For each line of the data that includes the word "gene", copy the line.

Top of Given information

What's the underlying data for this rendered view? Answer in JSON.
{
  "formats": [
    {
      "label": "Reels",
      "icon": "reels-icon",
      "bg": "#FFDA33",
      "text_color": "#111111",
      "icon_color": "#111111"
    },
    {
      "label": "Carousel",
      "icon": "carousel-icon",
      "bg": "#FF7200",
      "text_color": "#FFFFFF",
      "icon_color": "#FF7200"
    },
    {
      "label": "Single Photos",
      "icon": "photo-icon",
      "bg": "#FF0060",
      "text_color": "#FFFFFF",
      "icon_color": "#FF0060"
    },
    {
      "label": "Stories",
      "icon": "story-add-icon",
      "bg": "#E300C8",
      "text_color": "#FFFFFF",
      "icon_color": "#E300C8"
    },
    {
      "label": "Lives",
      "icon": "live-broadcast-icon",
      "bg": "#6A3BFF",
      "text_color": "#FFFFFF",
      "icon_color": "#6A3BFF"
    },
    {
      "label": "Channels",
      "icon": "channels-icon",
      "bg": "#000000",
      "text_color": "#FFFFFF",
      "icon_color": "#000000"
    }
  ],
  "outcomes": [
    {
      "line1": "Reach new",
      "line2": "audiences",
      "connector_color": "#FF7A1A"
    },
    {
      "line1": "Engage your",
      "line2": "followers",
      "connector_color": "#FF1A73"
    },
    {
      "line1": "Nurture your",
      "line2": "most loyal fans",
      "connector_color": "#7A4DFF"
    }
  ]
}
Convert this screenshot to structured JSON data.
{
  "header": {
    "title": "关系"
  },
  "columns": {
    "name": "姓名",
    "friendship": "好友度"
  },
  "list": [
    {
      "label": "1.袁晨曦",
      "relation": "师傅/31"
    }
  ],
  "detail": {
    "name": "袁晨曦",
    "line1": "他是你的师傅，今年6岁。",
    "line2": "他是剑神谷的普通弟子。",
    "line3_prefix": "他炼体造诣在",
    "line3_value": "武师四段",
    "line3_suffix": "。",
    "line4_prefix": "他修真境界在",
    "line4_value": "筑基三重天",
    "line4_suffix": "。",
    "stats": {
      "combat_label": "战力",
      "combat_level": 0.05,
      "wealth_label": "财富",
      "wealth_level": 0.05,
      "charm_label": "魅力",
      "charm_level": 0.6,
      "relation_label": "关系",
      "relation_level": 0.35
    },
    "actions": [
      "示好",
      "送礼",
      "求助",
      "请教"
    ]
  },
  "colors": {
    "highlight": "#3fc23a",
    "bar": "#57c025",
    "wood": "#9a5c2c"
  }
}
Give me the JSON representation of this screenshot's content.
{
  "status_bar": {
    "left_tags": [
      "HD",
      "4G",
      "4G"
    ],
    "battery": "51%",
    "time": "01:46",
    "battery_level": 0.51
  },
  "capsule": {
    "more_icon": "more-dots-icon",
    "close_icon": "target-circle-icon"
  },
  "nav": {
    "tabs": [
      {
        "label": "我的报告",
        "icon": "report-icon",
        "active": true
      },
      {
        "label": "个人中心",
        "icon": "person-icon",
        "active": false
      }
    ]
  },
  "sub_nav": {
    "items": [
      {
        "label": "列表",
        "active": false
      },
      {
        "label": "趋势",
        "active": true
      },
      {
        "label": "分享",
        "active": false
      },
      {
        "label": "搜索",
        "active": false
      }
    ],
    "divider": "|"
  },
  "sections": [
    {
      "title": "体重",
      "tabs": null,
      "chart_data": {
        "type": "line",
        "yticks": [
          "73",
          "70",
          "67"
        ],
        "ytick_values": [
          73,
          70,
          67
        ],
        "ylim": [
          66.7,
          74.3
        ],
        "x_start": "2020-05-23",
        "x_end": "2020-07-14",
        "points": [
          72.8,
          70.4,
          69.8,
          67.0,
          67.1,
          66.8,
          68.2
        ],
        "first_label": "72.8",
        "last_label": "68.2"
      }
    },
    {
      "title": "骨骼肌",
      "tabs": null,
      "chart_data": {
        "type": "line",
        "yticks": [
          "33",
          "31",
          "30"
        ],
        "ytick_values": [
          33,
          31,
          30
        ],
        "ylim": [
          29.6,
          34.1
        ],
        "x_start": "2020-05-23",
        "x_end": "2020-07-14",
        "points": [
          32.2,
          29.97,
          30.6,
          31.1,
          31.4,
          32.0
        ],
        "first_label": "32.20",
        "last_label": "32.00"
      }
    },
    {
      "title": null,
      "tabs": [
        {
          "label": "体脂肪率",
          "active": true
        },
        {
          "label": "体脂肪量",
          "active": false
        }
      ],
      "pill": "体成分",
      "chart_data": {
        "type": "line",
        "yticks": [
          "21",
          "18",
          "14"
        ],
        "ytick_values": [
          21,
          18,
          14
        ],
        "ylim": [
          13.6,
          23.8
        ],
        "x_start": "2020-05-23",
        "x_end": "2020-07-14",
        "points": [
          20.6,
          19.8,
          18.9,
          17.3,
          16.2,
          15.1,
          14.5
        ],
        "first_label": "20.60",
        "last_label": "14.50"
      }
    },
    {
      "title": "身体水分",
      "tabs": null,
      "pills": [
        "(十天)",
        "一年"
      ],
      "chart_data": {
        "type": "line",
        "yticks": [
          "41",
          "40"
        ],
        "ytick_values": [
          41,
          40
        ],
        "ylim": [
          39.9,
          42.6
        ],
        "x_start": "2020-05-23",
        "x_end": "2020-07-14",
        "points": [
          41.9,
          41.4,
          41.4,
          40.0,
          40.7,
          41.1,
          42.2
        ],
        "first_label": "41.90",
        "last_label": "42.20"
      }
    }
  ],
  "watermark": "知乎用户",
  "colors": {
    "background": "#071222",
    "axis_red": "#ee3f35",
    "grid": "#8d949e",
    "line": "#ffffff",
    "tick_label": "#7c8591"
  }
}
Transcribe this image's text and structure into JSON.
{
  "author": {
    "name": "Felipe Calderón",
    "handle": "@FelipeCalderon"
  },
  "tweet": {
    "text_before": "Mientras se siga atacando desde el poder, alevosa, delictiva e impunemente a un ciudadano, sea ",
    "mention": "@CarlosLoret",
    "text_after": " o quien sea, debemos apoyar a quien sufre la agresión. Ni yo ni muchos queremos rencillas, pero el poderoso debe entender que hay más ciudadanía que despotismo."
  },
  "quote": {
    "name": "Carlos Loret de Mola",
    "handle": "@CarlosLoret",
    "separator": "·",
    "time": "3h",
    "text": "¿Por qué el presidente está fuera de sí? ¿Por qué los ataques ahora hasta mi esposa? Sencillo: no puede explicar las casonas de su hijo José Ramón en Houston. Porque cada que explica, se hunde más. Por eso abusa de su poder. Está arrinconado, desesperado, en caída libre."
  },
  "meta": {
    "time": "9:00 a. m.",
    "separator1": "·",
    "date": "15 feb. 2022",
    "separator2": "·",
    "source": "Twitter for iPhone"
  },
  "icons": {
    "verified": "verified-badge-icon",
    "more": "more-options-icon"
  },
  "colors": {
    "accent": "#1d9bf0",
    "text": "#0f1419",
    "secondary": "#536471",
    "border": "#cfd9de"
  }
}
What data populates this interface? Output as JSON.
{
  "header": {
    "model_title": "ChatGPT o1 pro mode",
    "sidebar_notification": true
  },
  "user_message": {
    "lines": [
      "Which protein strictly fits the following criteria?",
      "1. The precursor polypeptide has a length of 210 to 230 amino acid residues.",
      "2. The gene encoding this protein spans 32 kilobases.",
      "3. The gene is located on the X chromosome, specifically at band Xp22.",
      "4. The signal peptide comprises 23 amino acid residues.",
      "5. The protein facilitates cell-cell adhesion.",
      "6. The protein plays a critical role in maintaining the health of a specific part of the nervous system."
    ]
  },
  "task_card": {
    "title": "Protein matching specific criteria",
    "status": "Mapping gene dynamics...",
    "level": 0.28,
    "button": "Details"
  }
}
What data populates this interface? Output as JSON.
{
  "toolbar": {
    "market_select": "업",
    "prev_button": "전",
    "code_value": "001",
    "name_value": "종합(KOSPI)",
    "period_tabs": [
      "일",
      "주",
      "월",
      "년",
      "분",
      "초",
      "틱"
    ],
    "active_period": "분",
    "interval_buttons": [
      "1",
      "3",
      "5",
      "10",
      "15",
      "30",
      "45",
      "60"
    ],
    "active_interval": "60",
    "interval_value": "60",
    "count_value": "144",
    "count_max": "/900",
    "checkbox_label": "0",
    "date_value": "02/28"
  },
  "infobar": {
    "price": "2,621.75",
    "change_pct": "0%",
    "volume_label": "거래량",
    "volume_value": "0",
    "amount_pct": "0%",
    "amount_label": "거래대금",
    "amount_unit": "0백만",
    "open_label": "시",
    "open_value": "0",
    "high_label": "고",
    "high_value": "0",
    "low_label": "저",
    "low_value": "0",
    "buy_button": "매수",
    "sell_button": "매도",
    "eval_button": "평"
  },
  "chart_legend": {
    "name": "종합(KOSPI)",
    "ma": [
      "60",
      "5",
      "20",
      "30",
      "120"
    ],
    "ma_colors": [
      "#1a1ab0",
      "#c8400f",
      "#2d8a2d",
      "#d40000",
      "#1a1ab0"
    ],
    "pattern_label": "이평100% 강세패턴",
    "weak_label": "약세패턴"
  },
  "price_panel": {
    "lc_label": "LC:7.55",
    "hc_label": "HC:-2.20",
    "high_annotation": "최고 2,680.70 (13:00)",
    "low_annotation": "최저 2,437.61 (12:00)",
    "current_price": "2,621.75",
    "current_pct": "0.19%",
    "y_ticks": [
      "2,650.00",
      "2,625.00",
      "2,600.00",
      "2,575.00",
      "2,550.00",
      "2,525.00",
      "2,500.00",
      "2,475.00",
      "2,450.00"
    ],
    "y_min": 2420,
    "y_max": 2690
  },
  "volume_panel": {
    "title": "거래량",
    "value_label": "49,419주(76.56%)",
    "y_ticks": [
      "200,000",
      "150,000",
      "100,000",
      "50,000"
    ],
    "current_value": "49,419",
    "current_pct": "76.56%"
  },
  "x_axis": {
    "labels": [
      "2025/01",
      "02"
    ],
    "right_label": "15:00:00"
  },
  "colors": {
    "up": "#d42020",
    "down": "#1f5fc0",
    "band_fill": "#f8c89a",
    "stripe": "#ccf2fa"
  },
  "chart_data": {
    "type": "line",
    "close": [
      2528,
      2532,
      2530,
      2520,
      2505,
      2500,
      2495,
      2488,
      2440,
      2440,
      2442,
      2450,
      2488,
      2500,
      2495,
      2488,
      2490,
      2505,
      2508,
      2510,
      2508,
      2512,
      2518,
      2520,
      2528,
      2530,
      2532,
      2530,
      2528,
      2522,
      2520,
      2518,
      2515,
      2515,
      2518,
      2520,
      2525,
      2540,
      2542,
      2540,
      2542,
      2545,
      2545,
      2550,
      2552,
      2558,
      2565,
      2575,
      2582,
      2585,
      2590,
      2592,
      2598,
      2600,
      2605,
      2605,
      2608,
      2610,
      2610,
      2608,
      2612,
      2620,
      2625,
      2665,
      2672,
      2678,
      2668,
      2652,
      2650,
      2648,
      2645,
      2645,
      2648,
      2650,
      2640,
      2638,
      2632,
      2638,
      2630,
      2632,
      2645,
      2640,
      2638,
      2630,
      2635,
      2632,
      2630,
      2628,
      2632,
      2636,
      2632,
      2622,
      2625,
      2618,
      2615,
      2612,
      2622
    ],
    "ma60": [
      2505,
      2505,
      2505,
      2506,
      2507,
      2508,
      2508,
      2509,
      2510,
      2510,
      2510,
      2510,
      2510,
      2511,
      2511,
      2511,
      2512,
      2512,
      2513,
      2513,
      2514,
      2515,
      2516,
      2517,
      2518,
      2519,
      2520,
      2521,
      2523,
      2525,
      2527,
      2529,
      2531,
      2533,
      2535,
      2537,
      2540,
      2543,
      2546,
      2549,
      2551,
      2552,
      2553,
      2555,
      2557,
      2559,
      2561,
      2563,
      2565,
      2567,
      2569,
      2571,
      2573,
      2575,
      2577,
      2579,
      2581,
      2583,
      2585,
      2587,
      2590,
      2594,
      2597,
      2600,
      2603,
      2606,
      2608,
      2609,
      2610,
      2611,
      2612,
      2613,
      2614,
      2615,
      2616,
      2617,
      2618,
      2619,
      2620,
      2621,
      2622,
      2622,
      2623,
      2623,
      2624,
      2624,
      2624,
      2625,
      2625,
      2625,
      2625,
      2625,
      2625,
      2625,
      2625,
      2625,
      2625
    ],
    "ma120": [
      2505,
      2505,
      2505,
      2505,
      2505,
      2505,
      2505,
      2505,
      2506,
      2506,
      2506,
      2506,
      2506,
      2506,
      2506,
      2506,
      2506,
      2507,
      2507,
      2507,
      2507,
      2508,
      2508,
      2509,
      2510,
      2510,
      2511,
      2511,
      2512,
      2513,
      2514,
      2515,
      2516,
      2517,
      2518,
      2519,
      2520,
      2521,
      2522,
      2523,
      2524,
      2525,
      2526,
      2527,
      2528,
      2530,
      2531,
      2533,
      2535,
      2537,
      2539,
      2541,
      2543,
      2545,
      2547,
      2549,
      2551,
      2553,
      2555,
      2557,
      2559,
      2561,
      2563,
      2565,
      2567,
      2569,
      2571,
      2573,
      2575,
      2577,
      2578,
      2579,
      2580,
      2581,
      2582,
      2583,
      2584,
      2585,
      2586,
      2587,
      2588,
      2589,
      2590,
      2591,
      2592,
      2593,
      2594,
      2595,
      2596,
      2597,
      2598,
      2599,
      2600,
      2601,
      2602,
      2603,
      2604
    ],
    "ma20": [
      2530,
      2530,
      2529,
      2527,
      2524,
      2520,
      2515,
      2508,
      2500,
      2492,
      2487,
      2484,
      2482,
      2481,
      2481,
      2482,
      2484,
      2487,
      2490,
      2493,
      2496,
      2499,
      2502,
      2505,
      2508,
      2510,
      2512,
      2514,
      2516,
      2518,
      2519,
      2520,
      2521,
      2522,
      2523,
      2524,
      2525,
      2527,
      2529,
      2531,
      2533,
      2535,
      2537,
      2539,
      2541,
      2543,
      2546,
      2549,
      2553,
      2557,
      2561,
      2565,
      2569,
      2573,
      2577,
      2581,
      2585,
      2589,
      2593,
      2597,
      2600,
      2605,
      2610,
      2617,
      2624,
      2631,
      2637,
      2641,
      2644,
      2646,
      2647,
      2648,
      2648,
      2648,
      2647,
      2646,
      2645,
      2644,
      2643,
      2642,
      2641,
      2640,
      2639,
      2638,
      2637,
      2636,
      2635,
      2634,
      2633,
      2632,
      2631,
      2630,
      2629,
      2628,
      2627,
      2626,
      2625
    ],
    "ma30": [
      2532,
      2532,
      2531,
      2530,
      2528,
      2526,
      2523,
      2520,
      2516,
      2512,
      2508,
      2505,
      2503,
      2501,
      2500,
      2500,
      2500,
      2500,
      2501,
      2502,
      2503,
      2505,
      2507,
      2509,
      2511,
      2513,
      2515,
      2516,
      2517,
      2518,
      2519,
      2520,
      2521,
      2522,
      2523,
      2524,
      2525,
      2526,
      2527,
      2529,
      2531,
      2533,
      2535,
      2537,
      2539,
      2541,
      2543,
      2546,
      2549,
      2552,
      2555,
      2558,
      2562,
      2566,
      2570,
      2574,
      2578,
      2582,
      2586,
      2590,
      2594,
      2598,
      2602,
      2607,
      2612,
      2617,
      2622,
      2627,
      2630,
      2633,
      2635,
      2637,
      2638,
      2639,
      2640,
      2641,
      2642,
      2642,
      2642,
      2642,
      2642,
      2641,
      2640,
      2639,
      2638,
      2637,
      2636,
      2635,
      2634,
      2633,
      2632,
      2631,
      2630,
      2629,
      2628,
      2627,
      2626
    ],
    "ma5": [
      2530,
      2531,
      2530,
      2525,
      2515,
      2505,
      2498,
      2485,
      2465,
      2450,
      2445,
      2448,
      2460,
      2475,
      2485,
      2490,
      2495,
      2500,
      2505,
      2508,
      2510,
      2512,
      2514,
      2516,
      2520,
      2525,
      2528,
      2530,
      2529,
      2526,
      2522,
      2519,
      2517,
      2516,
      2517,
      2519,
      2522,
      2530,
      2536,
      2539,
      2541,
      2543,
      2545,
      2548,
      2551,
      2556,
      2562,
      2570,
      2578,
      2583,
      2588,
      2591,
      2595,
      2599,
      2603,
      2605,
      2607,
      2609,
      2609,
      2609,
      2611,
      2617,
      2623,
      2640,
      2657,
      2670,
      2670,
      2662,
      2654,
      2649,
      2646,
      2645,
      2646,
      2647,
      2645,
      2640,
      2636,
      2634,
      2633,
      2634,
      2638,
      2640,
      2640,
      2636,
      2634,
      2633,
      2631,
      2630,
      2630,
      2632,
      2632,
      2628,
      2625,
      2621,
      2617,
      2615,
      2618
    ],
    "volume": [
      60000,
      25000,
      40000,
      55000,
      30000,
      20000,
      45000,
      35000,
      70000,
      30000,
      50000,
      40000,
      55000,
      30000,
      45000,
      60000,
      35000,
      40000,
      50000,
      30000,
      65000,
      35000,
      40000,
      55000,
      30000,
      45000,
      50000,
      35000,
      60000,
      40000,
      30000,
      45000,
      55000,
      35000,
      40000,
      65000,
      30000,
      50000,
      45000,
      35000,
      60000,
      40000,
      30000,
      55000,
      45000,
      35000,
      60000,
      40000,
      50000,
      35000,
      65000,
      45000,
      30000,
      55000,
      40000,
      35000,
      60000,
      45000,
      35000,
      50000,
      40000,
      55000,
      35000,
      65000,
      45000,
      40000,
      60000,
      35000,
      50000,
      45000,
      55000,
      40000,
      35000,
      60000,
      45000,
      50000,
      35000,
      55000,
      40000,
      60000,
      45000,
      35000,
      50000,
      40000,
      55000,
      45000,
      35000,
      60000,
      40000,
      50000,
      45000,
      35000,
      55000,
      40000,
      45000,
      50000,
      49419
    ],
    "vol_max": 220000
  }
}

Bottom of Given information

**Reply**
      "2. The gene encoding this protein spans 32 kilobases.",
      "3. The gene is located on the X chromosome, specifically at band Xp22.",
    "status": "Mapping gene dynamics...",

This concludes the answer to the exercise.